By one measure, the 110th Congress will have the fewest moderates since the 19th century. This finding is based on an analysis of voting records by Keith T. Poole, a political science professor at the University of California at San Diego, and Howard Rosenthal, a New York University politics professor.The polarization is more the result of economic issues than social issues according to their colleague Dr. Nolan McCarty. There is a free PDF download of the paper McCarty, Poole, and Rosenthal wrote about the history of polarization in American politics and how to measure it, which became the first two chapters of the book. The important chapter three explores income polarization of voters as the politicians became more polarized. Their findings concerning the links between mounting inequality, immigration, and the rise of political polarization are vital to any understanding of American politics.
For the purpose of the study, a moderate is defined as someone whose votes consistently fall near the middle of the political spectrum on both fiscal and social issues.
The decline in moderates has had a greater impact on Republicans than Democrats. According to Poole's calculations, almost half of House Republicans were moderates 30 years ago, compared to well under 10 percent today. The professors argue that the decline of moderates in Congress has increased polarization.
In other chapters not online they also other insights:
In a chapter worth the book’s price, the authors show that astronomical gains for the very wealthiest have opened up opportunities for the “passionate rich” to invest in the ideological extremes. The “swift-boating” of Kerry was not an aberration; it is the new status quo. Democratic victories and policies, if and when they happen, will certainly activate a right-wing backlash.The next big issue for Democrats should be the growing inequality gap. The scientists have demonstrated pretty conclusively that political polarization is indeed related to economic inequality. They show how ideological polarization and income inequality fell together from 1913 until 1957 and that both inequality and polarization have been rising again since 1977. As liberals say, the Republicans have been waging class war and the poor and Democrats have been losing. With the recent reversal in Congress and the growing populism among Democrats the Democratic leadership may be getting the message. The campaign for the presidential nomination and Congressional actions next year will see how much this knowledge has sunk into the party leadership.
....As they demonstrate, income inequality has grown least among regularly participating voters. It has done the most damage at the bottom end of the income scale, where both immigrants and citizens are less likely to vote. A voter backlash, by definition, has to come from voters. Not surprisingly, Republicans have pushed voter-identification legislation to discourage lower-income voting and promoted a policy to make immigrants wait 17 years for the right to vote.
....Would America be better off with a “centrist” coalition via divided government, as under Clinton? In a sobering conclusion, the authors show that divided government is actually worse. Legislative stalemate paradoxically increases the power of the presidency and hurts the poor, who are left to fend for themselves as government freezes up. For example, McCarty and colleagues demonstrate that states with Democratic governors and Republican legislatures, other things equal, have the least generous welfare programs.

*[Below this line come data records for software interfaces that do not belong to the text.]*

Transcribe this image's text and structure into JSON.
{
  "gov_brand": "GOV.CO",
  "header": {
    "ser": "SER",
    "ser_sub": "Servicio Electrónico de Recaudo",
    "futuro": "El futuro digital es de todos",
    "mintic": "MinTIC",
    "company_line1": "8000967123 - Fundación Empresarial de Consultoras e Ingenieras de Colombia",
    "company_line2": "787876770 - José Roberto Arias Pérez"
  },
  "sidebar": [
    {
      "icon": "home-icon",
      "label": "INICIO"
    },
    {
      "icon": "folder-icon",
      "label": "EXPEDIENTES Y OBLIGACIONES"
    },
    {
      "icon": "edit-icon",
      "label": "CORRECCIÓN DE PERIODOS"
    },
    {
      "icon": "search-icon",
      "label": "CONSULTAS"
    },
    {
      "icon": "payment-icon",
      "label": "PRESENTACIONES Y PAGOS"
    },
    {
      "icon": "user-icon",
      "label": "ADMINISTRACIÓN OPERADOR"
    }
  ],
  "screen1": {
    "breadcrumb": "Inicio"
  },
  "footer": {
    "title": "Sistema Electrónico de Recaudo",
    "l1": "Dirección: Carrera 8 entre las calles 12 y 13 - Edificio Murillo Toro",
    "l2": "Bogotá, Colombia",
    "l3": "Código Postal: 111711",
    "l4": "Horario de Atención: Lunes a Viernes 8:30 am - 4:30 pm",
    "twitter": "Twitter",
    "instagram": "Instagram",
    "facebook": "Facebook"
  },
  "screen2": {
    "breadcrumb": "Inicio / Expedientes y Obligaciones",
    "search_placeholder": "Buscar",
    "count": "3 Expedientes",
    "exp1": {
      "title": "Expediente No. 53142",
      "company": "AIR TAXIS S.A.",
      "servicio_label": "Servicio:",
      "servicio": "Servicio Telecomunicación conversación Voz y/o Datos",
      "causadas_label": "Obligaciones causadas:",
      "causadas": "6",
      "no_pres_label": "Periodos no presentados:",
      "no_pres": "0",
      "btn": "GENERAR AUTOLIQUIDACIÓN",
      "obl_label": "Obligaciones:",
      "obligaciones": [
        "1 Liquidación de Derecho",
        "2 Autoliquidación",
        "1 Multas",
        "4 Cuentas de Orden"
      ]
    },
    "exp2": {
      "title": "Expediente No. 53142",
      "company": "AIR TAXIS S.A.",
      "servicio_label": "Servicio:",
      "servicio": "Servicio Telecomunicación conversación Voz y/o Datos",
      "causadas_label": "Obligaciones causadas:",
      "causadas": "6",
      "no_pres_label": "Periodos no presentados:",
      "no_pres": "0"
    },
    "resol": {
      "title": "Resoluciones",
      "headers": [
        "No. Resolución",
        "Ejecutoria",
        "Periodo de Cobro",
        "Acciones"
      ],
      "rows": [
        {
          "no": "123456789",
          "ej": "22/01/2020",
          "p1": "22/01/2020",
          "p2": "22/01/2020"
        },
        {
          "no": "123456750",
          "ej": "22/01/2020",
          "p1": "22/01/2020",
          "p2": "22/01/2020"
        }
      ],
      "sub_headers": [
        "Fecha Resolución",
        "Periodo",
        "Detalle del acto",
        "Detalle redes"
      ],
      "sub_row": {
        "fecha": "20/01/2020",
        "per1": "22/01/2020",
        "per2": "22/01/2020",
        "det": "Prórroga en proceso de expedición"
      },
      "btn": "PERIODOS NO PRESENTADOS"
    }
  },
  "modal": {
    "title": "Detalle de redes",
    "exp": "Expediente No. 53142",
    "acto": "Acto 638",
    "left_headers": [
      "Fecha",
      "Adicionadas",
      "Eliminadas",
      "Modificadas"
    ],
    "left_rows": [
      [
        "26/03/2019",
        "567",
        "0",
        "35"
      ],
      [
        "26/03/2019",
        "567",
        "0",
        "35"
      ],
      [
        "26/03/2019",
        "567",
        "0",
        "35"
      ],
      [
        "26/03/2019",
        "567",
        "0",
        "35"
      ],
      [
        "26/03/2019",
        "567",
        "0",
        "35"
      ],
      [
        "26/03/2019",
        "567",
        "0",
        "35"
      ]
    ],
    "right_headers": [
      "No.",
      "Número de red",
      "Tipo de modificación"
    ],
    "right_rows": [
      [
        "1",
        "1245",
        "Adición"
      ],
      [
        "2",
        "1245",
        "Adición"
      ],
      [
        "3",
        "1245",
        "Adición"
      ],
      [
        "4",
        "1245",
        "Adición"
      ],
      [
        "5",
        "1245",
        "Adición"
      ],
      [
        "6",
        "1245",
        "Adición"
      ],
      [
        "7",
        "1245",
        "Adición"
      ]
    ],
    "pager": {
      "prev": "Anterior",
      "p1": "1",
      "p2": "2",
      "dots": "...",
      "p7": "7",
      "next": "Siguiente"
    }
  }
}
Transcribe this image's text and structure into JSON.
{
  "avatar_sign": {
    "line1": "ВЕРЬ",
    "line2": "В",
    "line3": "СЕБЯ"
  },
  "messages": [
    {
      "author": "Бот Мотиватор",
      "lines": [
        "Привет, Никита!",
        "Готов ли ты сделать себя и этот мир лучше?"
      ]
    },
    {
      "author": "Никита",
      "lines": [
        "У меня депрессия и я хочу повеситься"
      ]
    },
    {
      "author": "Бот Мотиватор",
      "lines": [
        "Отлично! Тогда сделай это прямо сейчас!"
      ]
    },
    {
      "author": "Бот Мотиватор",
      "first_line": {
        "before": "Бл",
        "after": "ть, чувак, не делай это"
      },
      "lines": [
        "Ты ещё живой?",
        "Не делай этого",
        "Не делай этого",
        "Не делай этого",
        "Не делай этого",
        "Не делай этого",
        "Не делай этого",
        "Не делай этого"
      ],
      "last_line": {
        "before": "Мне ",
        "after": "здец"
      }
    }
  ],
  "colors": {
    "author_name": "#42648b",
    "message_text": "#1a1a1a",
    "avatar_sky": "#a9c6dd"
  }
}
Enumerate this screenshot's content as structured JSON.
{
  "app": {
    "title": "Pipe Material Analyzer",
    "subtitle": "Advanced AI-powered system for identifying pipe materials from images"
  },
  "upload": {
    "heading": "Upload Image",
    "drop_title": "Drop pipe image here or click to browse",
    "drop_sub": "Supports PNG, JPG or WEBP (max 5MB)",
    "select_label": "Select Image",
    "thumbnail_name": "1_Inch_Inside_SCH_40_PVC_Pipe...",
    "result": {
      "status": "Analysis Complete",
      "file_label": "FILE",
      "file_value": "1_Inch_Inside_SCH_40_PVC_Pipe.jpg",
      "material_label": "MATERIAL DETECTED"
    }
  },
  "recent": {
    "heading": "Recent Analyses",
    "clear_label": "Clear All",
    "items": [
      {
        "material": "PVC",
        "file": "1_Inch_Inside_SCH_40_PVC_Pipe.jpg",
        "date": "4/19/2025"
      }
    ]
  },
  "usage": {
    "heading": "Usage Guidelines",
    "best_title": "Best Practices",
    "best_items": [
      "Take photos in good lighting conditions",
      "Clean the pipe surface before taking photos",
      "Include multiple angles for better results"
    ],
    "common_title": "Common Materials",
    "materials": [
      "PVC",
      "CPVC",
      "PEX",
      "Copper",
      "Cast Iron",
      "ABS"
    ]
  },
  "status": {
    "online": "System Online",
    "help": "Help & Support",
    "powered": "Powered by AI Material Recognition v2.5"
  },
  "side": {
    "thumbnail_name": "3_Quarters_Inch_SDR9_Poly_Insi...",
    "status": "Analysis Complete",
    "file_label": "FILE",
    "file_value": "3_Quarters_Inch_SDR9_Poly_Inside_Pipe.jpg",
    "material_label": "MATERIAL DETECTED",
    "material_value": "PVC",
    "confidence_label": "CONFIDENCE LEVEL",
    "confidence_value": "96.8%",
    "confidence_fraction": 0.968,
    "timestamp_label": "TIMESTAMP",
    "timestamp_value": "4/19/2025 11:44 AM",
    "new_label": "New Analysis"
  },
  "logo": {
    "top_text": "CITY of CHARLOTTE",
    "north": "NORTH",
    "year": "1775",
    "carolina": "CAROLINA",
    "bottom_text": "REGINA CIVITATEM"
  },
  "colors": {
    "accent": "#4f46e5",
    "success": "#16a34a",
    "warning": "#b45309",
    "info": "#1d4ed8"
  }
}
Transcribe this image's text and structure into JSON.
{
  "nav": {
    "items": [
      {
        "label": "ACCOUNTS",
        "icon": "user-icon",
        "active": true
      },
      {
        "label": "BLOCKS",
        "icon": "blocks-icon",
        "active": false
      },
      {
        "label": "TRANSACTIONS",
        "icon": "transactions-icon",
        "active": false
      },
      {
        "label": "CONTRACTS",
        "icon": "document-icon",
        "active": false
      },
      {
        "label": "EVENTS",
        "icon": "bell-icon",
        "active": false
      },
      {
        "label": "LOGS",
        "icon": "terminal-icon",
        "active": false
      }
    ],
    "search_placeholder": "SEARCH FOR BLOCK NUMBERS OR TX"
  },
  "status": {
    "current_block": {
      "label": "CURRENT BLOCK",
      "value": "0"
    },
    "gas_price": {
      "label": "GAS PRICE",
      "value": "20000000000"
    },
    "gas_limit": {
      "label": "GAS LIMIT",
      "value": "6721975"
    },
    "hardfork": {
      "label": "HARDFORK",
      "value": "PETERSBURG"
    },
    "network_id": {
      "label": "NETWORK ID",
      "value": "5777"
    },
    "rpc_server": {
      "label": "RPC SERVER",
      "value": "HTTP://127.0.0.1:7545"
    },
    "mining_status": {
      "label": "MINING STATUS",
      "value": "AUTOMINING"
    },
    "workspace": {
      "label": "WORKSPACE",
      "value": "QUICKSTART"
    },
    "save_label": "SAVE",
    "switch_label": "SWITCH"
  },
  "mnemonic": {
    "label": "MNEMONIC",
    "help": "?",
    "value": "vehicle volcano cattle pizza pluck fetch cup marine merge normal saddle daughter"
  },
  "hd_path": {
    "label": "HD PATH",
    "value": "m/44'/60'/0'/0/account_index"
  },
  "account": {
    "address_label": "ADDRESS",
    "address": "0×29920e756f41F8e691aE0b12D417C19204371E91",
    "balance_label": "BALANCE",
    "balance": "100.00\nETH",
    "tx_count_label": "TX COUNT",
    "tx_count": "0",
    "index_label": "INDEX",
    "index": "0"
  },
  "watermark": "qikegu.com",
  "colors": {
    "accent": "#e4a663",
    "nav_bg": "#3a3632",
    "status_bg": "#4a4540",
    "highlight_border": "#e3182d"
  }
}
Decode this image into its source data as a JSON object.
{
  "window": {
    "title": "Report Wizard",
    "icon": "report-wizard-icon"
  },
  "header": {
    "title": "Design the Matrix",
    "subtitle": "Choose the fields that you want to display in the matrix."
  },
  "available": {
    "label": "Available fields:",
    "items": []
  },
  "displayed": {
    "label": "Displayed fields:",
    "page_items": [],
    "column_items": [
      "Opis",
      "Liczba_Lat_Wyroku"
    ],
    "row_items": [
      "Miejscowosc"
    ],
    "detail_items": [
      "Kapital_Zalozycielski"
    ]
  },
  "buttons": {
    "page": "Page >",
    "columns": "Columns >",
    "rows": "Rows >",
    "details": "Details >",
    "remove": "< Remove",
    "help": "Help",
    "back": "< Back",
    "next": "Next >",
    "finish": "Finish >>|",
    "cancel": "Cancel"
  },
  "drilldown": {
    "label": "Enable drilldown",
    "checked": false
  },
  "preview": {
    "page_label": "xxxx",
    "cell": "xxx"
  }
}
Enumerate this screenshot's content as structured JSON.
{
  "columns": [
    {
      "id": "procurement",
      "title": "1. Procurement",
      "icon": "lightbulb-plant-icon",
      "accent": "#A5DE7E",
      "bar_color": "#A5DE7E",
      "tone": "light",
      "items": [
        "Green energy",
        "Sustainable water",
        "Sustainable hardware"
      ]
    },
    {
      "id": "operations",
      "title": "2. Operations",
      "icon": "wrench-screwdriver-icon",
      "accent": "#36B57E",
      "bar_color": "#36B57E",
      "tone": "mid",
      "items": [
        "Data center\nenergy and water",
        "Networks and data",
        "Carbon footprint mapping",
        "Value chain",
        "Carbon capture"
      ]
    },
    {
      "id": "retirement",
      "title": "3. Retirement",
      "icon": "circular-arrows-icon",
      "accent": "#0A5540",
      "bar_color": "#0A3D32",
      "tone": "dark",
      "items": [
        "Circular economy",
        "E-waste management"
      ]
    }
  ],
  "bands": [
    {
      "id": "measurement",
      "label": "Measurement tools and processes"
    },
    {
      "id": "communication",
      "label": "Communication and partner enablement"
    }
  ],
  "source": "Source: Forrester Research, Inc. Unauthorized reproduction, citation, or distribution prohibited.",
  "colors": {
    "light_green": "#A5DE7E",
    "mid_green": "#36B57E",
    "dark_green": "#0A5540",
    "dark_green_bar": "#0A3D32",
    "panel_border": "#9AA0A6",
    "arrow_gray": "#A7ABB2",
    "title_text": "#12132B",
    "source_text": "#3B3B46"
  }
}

Tags: partisanship, class war, polarization, inequality, Rosenthal, Poole, McCarty, Congress, political scientists, vote analysis